Deb Linebarger, Ph.D., is Assistant Professor of Communication in the Annenberg School for Communication at the University of Pennsylvania and the director and principal investigator of the Children’s Media Lab. Her research focuses on the relationships among children’s developmental status, their use of media, and their larger social worlds. Her work has been presented at numerous conferences and published in psychology, communication, education, and pediatric medicine books and journals.

Lisa Guernsey, is the author of Into the Minds of Babes: How Screen Time Affects Children From Birth to Age 5. She is also the Director of the Early Education Initiative at the New America Foundation, a non-partisan think tank and incubator for explanatory and investigative journalism on pressing policy issues, and a regular contributor to the Early Ed Watch blog. Lisa has been writing about education for nearly 15 years, as a staff writer for the Chronicle of Higher Education and The New York Times, and has contributed articles to The Washington Post, Newsweek and other publications.

Marnie Lewis is the Instructional Technology Coordinator at Tuckahoe Elementary in Arlington, Virginia where she evaluates educational sites and software to enhance instruction and works directly with staff to integrate technology in to lessons. She received a B.S. in elementary education from Northeastern University, completed graduate work in instructional technology through George Mason University, and has taught in classrooms for over 10 years. She is also a PBS Teacher, a Smart Exemplary Educator, and a Discovery Star Educator.

Watch the webcast

Related resources

For parents

This book by presenter Lisa Guernsey presents practical advice on the best ways to use and manage screen time with your kids.

These sites help child learn how to read at home and identify letters and sounds.

These sites help kids from pre-K to 3rd grade begin to understand what a social network is and how to properly interact in that environment.

For teachers

Educational media companion sites discussed in the webcast

Other media organizations and sites to know about

Discussion questions

Educational Media 101

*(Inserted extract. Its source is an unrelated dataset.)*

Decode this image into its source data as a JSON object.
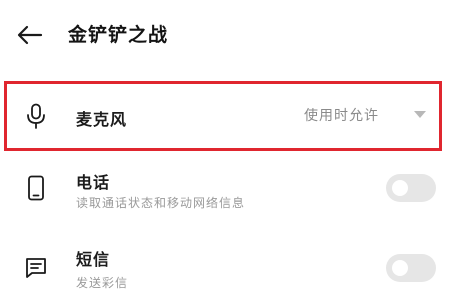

  1. As Lisa Guernsey described, screens are everywhere these days and adults use screens more than ever before. In your mind, in what ways are screens “information windows”?
  2. How is your school adapting to the changing screen times of today’s students? In what ways have teachers in your school integrated educational media into their classrooms?
  3. How can parents and teachers put into practice the notion of “content over time” as Dr. Linebarger recommends?
  4. What narrative and expository shows are you familiar with? What shows do your kids and students talk about? What skills might be developed through those shows?

Impact of Educational Media

  1. Of the educational media shows you’re familiar with, which ones follow a curriculum as suggested by Dr. Linebarger? If you’re not sure whether a show follows a curriculum, how could you find out?
  2. In what ways can technology be used as a hook to inspire future learning on a topic?
  3. Consider the curriculum you teach. What concepts do you teach that might benefit from an educational media source? How could you share that information with parents?
  4. Lisa Guernsey outlined her acronym, SPLERN, for the audience. What aspects of the acronym resonate with you? What would you add?
  5. Marnie Lewis described several things to consider when considering the educational value of a website. What criteria do you use? Do you share those criteria with your child?

Educational Media in Action

  1. Lisa Guernsey described intensive and less intensive ways of watching TV with your child. How can you incorporate the characteristics of what she described in your home?
  2. Marnie Lewis described two barriers to teachers’ integration of technology in their classroom. As a teacher, what barriers do you face? What can you do to overcome those barriers?
  3. What opportunities do you see for using educational media to differentiate instruction? Provide examples for both struggling readers and for advanced learners.